The flight of the male Allauda arvensis is unmistakable as they rise almost vertically while producing a long and complicated song-flight effortlessly. A. arvensis can be seen in the Upper Aire on farmland, grassland, and moorland. There is a stable population in the Yorkshire Dales National Park, however in the UK they are a red listed species of conservation concern. This indicates there is a threat of extinction of the species owing to reduced availability of appropriate breeding habitat. In the Upper Aire, lack of breeding habitat may be attributed to intensification of management in grassland habitats and high livestock densities.
From February until July the evocative call of Numenius arquata can be heard across the Upper Aire catchment where the wet grassland and moorland habitat provide breeding grounds. A notable decline in the numbers of N. arquata across the UK has been documented, and as such they have been added to priority species lists and biodiversity actions plans within Yorkshire.
Lepus europaeus can be seen across the Upper Aire catchment, on grasslands where there is a mosaic of habitats including arable fields, meadows, and hedgerows. They are a naturalised species, which means that they were introduced into the UK by humans and became established during Roman times. However, since then numbers of L. europaeus have declined and as a result have been listed as a priority species under the UK Post-2010 Biodiversity framework.
Lutra lutra may be spotted along reaches of the Upper Aire, where there are thought to be stable populations. However, more widely they have become an increasingly rare site and are listed on the IUCN Red list. L. lutra are an important environmental indicator due to their position in the food chain as a top predator; their presence indicates appropriate provision of habitat, resource and food for species lower down the food chain and therefore provide evidence of a healthy, functioning ecosystem.
Arvicola amphibius have been recorded along the Upper Aire; however, their population and abundance are in serious decline due to reduction in habitat availability and predation from the invasive non-native American mink (Neovison vison). As a result, A. amphibius are designated a priority species and across the UK projects have been carried out to improve the availability of habitat.
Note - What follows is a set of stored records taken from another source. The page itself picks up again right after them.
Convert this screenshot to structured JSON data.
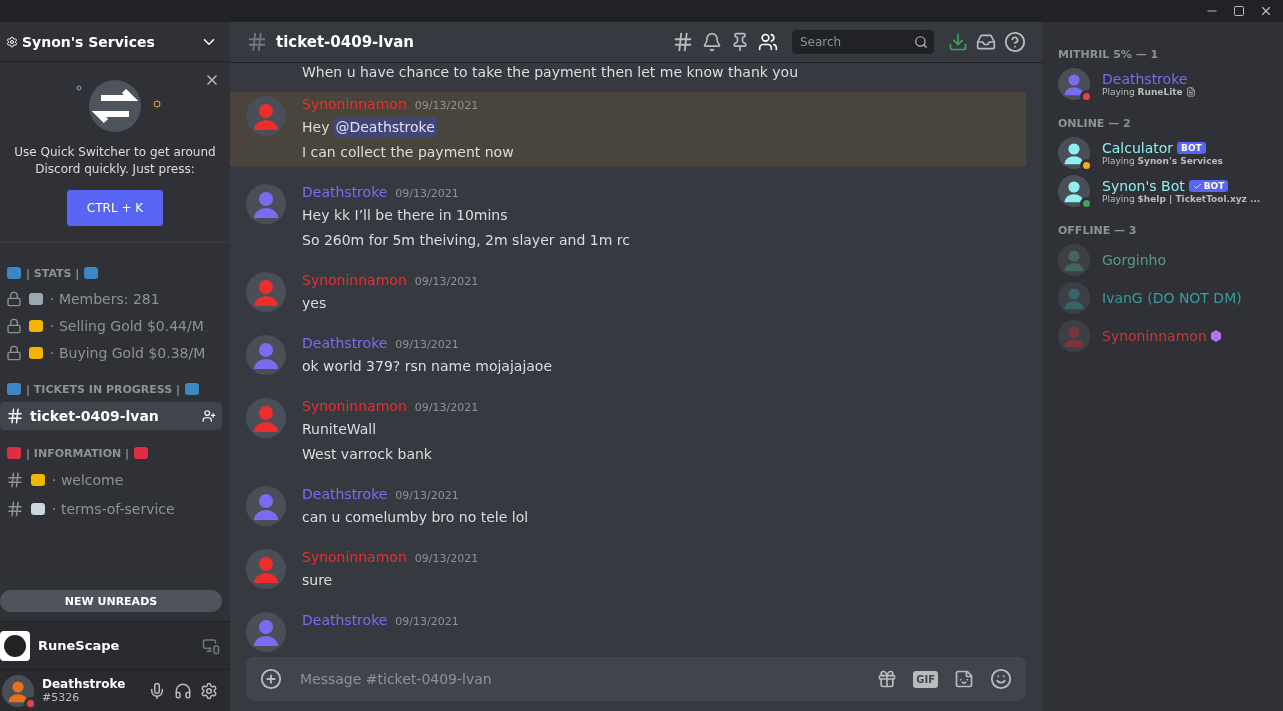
{
  "server": {
    "name": "Synon's Services"
  },
  "quick_switcher": {
    "text": "Use Quick Switcher to get around Discord quickly. Just press:",
    "shortcut": "CTRL + K"
  },
  "categories": [
    {
      "name": "| STATS |",
      "channels": [
        {
          "name": "· Members: 281",
          "locked": true,
          "selected": false
        },
        {
          "name": "· Selling Gold $0.44/M",
          "locked": true,
          "selected": false
        },
        {
          "name": "· Buying Gold $0.38/M",
          "locked": true,
          "selected": false
        }
      ]
    },
    {
      "name": "| TICKETS IN PROGRESS |",
      "channels": [
        {
          "name": "ticket-0409-lvan",
          "locked": false,
          "selected": true
        }
      ]
    },
    {
      "name": "| INFORMATION |",
      "channels": [
        {
          "name": "· welcome",
          "locked": false,
          "selected": false
        },
        {
          "name": "· terms-of-service",
          "locked": false,
          "selected": false
        }
      ]
    }
  ],
  "new_unreads": "NEW UNREADS",
  "activity": {
    "name": "RuneScape"
  },
  "user": {
    "name": "Deathstroke",
    "tag": "#5326"
  },
  "channel": {
    "name": "ticket-0409-lvan"
  },
  "search": {
    "placeholder": "Search"
  },
  "messages": [
    {
      "continuation": true,
      "highlighted": false,
      "lines": [
        [
          {
            "text": "When u have chance to take the payment then let me know thank you"
          }
        ]
      ]
    },
    {
      "author": "Synoninnamon",
      "color": "#ed2c2c",
      "timestamp": "09/13/2021",
      "highlighted": true,
      "lines": [
        [
          {
            "text": "Hey"
          },
          {
            "text": "@Deathstroke",
            "mention": true
          }
        ],
        [
          {
            "text": "I can collect the payment now"
          }
        ]
      ]
    },
    {
      "author": "Deathstroke",
      "color": "#7a6cf0",
      "timestamp": "09/13/2021",
      "highlighted": false,
      "lines": [
        [
          {
            "text": "Hey kk I’ll be there in 10mins"
          }
        ],
        [
          {
            "text": "So 260m for 5m theiving, 2m slayer and 1m rc"
          }
        ]
      ]
    },
    {
      "author": "Synoninnamon",
      "color": "#ed2c2c",
      "timestamp": "09/13/2021",
      "highlighted": false,
      "lines": [
        [
          {
            "text": "yes"
          }
        ]
      ]
    },
    {
      "author": "Deathstroke",
      "color": "#7a6cf0",
      "timestamp": "09/13/2021",
      "highlighted": false,
      "lines": [
        [
          {
            "text": "ok world 379? rsn name mojajajaoe"
          }
        ]
      ]
    },
    {
      "author": "Synoninnamon",
      "color": "#ed2c2c",
      "timestamp": "09/13/2021",
      "highlighted": false,
      "lines": [
        [
          {
            "text": "RuniteWall"
          }
        ],
        [
          {
            "text": "West varrock bank"
          }
        ]
      ]
    },
    {
      "author": "Deathstroke",
      "color": "#7a6cf0",
      "timestamp": "09/13/2021",
      "highlighted": false,
      "lines": [
        [
          {
            "text": "can u comelumby bro no tele lol"
          }
        ]
      ]
    },
    {
      "author": "Synoninnamon",
      "color": "#ed2c2c",
      "timestamp": "09/13/2021",
      "highlighted": false,
      "lines": [
        [
          {
            "text": "sure"
          }
        ]
      ]
    },
    {
      "author": "Deathstroke",
      "color": "#7a6cf0",
      "timestamp": "09/13/2021",
      "highlighted": false
    }
  ],
  "composer": {
    "placeholder": "Message #ticket-0409-lvan",
    "gif_label": "GIF"
  },
  "member_groups": [
    {
      "title": "MITHRIL 5% — 1",
      "members": [
        {
          "name": "Deathstroke",
          "color": "#7a6cf0",
          "offline": false,
          "status": {
            "color": "#ed4245"
          },
          "activity": "Playing",
          "game": "RuneLite"
        }
      ]
    },
    {
      "title": "ONLINE — 2",
      "members": [
        {
          "name": "Calculator",
          "color": "#8ff0f0",
          "offline": false,
          "status": {
            "color": "#faa81a"
          },
          "activity": "Playing",
          "game": "Synon's Services",
          "badge": "BOT",
          "verified": false
        },
        {
          "name": "Synon's Bot",
          "color": "#8ff0f0",
          "offline": false,
          "status": {
            "color": "#3ba55d"
          },
          "activity": "Playing",
          "game": "$help | TicketTool.xyz ...",
          "badge": "BOT",
          "verified": true
        }
      ]
    },
    {
      "title": "OFFLINE — 3",
      "members": [
        {
          "name": "Gorginho",
          "color": "#5a9a80",
          "offline": true
        },
        {
          "name": "IvanG (DO NOT DM)",
          "color": "#3a9c9c",
          "offline": true
        },
        {
          "name": "Synoninnamon",
          "color": "#c43a3a",
          "offline": true,
          "booster": true
        }
      ]
    }
  ]
}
Similarly, there have been multiple reintroduction projects carried out in the upper reaches of the catchment at Malham Tarn to help establish populations of A. amphibius.
References & further reading
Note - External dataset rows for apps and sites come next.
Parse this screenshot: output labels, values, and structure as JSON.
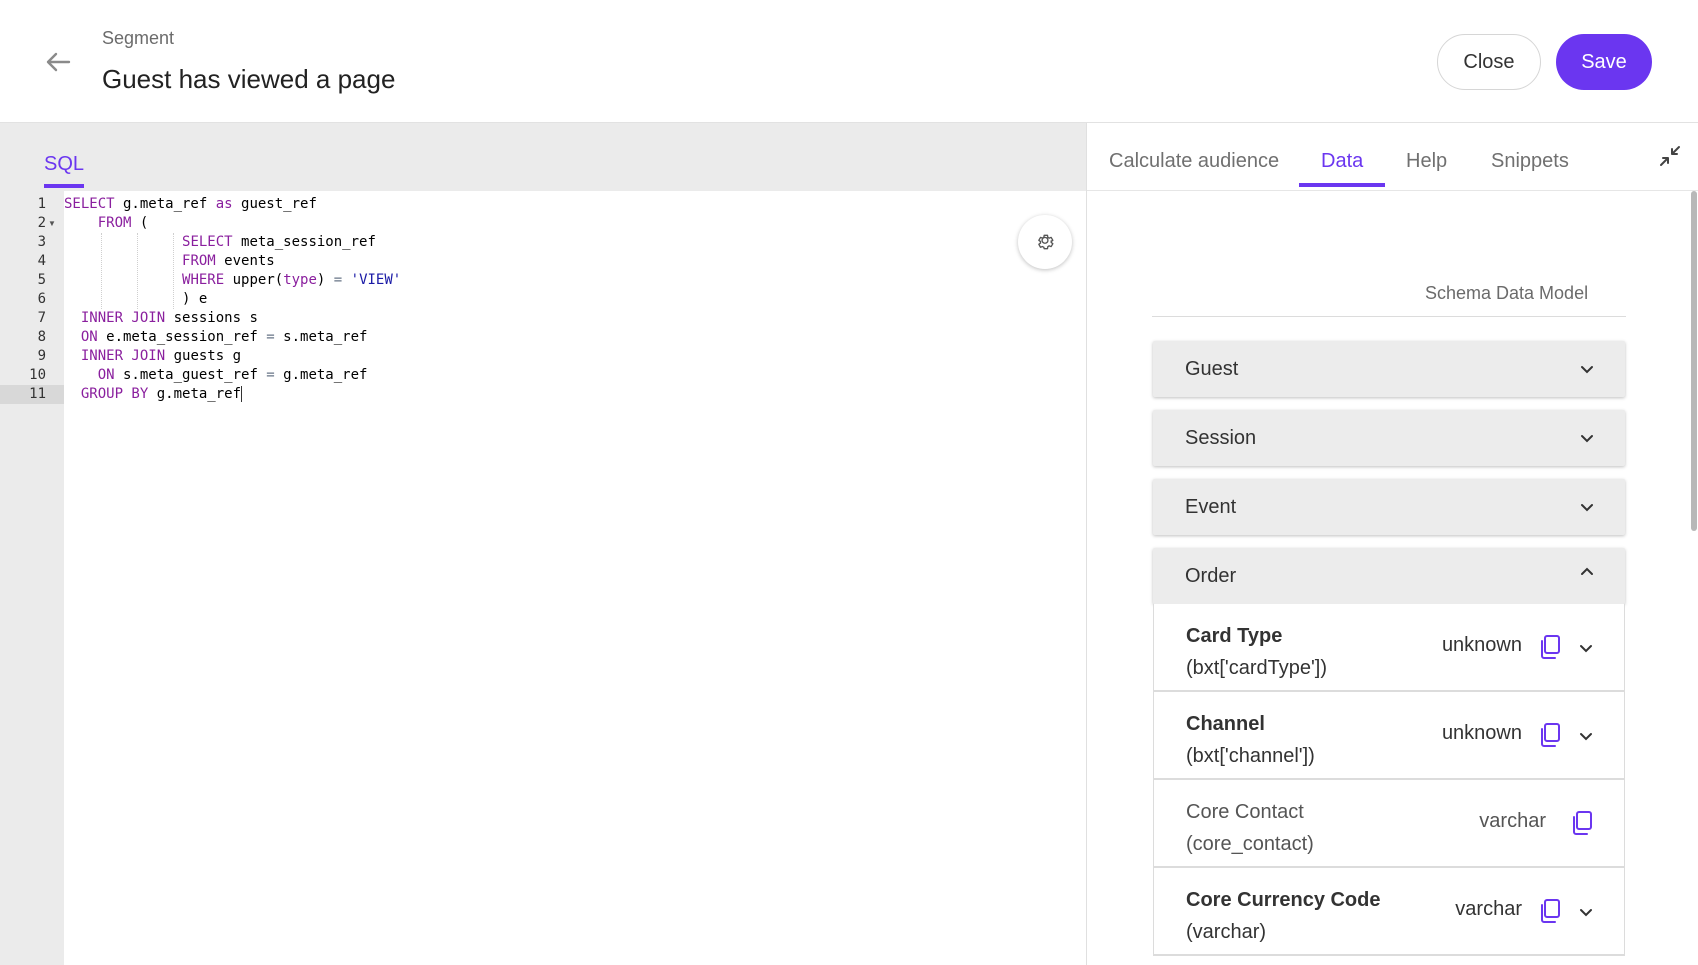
{
  "header": {
    "breadcrumb": "Segment",
    "title": "Guest has viewed a page",
    "close_label": "Close",
    "save_label": "Save"
  },
  "editor": {
    "tab_label": "SQL",
    "line_numbers": [
      "1",
      "2",
      "3",
      "4",
      "5",
      "6",
      "7",
      "8",
      "9",
      "10",
      "11"
    ]
  },
  "right_panel": {
    "tabs": [
      "Calculate audience",
      "Data",
      "Help",
      "Snippets"
    ],
    "active_tab": "Data",
    "schema_title": "Schema Data Model",
    "sections": [
      "Guest",
      "Session",
      "Event",
      "Order"
    ],
    "order_fields": [
      {
        "label": "Card Type",
        "key": "(bxt['cardType'])",
        "type": "unknown",
        "bold": true,
        "expandable": true
      },
      {
        "label": "Channel",
        "key": "(bxt['channel'])",
        "type": "unknown",
        "bold": true,
        "expandable": true
      },
      {
        "label": "Core Contact",
        "key": "(core_contact)",
        "type": "varchar",
        "bold": false,
        "expandable": false
      },
      {
        "label": "Core Currency Code",
        "key": "(varchar)",
        "type": "varchar",
        "bold": true,
        "expandable": true
      }
    ]
  },
  "colors": {
    "accent": "#6b36f0",
    "keyword": "#8a1f9e",
    "string": "#1a1aa6"
  }
}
Soils and Geology
- Vercruysse, K., Grabowski, R.C., Hess, T. and Lexartza-Artza, I. (2020). Linking temporal scales of suspended sediment transport in rivers: towards improving transferability of prediction. Journal of Soils and Sediments, 20, pp.4144-4159.
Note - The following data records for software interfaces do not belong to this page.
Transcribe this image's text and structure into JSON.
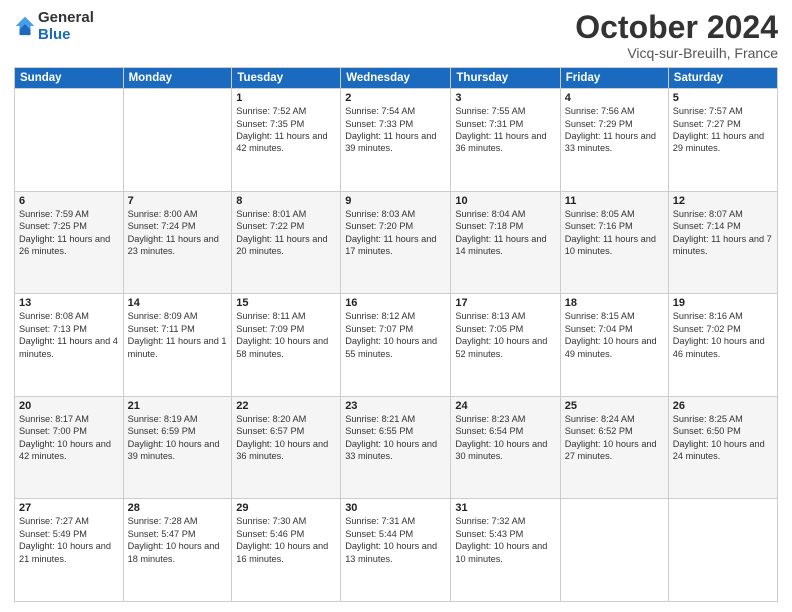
{
  "logo": {
    "general": "General",
    "blue": "Blue"
  },
  "header": {
    "month": "October 2024",
    "location": "Vicq-sur-Breuilh, France"
  },
  "days_of_week": [
    "Sunday",
    "Monday",
    "Tuesday",
    "Wednesday",
    "Thursday",
    "Friday",
    "Saturday"
  ],
  "weeks": [
    [
      {
        "day": "",
        "sunrise": "",
        "sunset": "",
        "daylight": ""
      },
      {
        "day": "",
        "sunrise": "",
        "sunset": "",
        "daylight": ""
      },
      {
        "day": "1",
        "sunrise": "Sunrise: 7:52 AM",
        "sunset": "Sunset: 7:35 PM",
        "daylight": "Daylight: 11 hours and 42 minutes."
      },
      {
        "day": "2",
        "sunrise": "Sunrise: 7:54 AM",
        "sunset": "Sunset: 7:33 PM",
        "daylight": "Daylight: 11 hours and 39 minutes."
      },
      {
        "day": "3",
        "sunrise": "Sunrise: 7:55 AM",
        "sunset": "Sunset: 7:31 PM",
        "daylight": "Daylight: 11 hours and 36 minutes."
      },
      {
        "day": "4",
        "sunrise": "Sunrise: 7:56 AM",
        "sunset": "Sunset: 7:29 PM",
        "daylight": "Daylight: 11 hours and 33 minutes."
      },
      {
        "day": "5",
        "sunrise": "Sunrise: 7:57 AM",
        "sunset": "Sunset: 7:27 PM",
        "daylight": "Daylight: 11 hours and 29 minutes."
      }
    ],
    [
      {
        "day": "6",
        "sunrise": "Sunrise: 7:59 AM",
        "sunset": "Sunset: 7:25 PM",
        "daylight": "Daylight: 11 hours and 26 minutes."
      },
      {
        "day": "7",
        "sunrise": "Sunrise: 8:00 AM",
        "sunset": "Sunset: 7:24 PM",
        "daylight": "Daylight: 11 hours and 23 minutes."
      },
      {
        "day": "8",
        "sunrise": "Sunrise: 8:01 AM",
        "sunset": "Sunset: 7:22 PM",
        "daylight": "Daylight: 11 hours and 20 minutes."
      },
      {
        "day": "9",
        "sunrise": "Sunrise: 8:03 AM",
        "sunset": "Sunset: 7:20 PM",
        "daylight": "Daylight: 11 hours and 17 minutes."
      },
      {
        "day": "10",
        "sunrise": "Sunrise: 8:04 AM",
        "sunset": "Sunset: 7:18 PM",
        "daylight": "Daylight: 11 hours and 14 minutes."
      },
      {
        "day": "11",
        "sunrise": "Sunrise: 8:05 AM",
        "sunset": "Sunset: 7:16 PM",
        "daylight": "Daylight: 11 hours and 10 minutes."
      },
      {
        "day": "12",
        "sunrise": "Sunrise: 8:07 AM",
        "sunset": "Sunset: 7:14 PM",
        "daylight": "Daylight: 11 hours and 7 minutes."
      }
    ],
    [
      {
        "day": "13",
        "sunrise": "Sunrise: 8:08 AM",
        "sunset": "Sunset: 7:13 PM",
        "daylight": "Daylight: 11 hours and 4 minutes."
      },
      {
        "day": "14",
        "sunrise": "Sunrise: 8:09 AM",
        "sunset": "Sunset: 7:11 PM",
        "daylight": "Daylight: 11 hours and 1 minute."
      },
      {
        "day": "15",
        "sunrise": "Sunrise: 8:11 AM",
        "sunset": "Sunset: 7:09 PM",
        "daylight": "Daylight: 10 hours and 58 minutes."
      },
      {
        "day": "16",
        "sunrise": "Sunrise: 8:12 AM",
        "sunset": "Sunset: 7:07 PM",
        "daylight": "Daylight: 10 hours and 55 minutes."
      },
      {
        "day": "17",
        "sunrise": "Sunrise: 8:13 AM",
        "sunset": "Sunset: 7:05 PM",
        "daylight": "Daylight: 10 hours and 52 minutes."
      },
      {
        "day": "18",
        "sunrise": "Sunrise: 8:15 AM",
        "sunset": "Sunset: 7:04 PM",
        "daylight": "Daylight: 10 hours and 49 minutes."
      },
      {
        "day": "19",
        "sunrise": "Sunrise: 8:16 AM",
        "sunset": "Sunset: 7:02 PM",
        "daylight": "Daylight: 10 hours and 46 minutes."
      }
    ],
    [
      {
        "day": "20",
        "sunrise": "Sunrise: 8:17 AM",
        "sunset": "Sunset: 7:00 PM",
        "daylight": "Daylight: 10 hours and 42 minutes."
      },
      {
        "day": "21",
        "sunrise": "Sunrise: 8:19 AM",
        "sunset": "Sunset: 6:59 PM",
        "daylight": "Daylight: 10 hours and 39 minutes."
      },
      {
        "day": "22",
        "sunrise": "Sunrise: 8:20 AM",
        "sunset": "Sunset: 6:57 PM",
        "daylight": "Daylight: 10 hours and 36 minutes."
      },
      {
        "day": "23",
        "sunrise": "Sunrise: 8:21 AM",
        "sunset": "Sunset: 6:55 PM",
        "daylight": "Daylight: 10 hours and 33 minutes."
      },
      {
        "day": "24",
        "sunrise": "Sunrise: 8:23 AM",
        "sunset": "Sunset: 6:54 PM",
        "daylight": "Daylight: 10 hours and 30 minutes."
      },
      {
        "day": "25",
        "sunrise": "Sunrise: 8:24 AM",
        "sunset": "Sunset: 6:52 PM",
        "daylight": "Daylight: 10 hours and 27 minutes."
      },
      {
        "day": "26",
        "sunrise": "Sunrise: 8:25 AM",
        "sunset": "Sunset: 6:50 PM",
        "daylight": "Daylight: 10 hours and 24 minutes."
      }
    ],
    [
      {
        "day": "27",
        "sunrise": "Sunrise: 7:27 AM",
        "sunset": "Sunset: 5:49 PM",
        "daylight": "Daylight: 10 hours and 21 minutes."
      },
      {
        "day": "28",
        "sunrise": "Sunrise: 7:28 AM",
        "sunset": "Sunset: 5:47 PM",
        "daylight": "Daylight: 10 hours and 18 minutes."
      },
      {
        "day": "29",
        "sunrise": "Sunrise: 7:30 AM",
        "sunset": "Sunset: 5:46 PM",
        "daylight": "Daylight: 10 hours and 16 minutes."
      },
      {
        "day": "30",
        "sunrise": "Sunrise: 7:31 AM",
        "sunset": "Sunset: 5:44 PM",
        "daylight": "Daylight: 10 hours and 13 minutes."
      },
      {
        "day": "31",
        "sunrise": "Sunrise: 7:32 AM",
        "sunset": "Sunset: 5:43 PM",
        "daylight": "Daylight: 10 hours and 10 minutes."
      },
      {
        "day": "",
        "sunrise": "",
        "sunset": "",
        "daylight": ""
      },
      {
        "day": "",
        "sunrise": "",
        "sunset": "",
        "daylight": ""
      }
    ]
  ]
}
Land Use and Habitats
Upland acid grassland:
Purple grass and rush pasture:
- https://www.wildlifetrusts.org (purple-moor-grass-and-rush-pasture)
- https://www.wildlifetrusts.or (upland-acid-grassland-and-rush-pasture)
Meadows and species rich grassland:
- Natural England: Climate Change Adaptation Manual. Upland hay meadow.
- Kevin Sunderland (2013) ‘River Aire Fish Populations 2012’
White clawed crayfish:
- Howes, C.A. (2005). A historical gazetteer of the white-clawed crayfish
- Yorkshire Dales National Park Bird Species Action Plans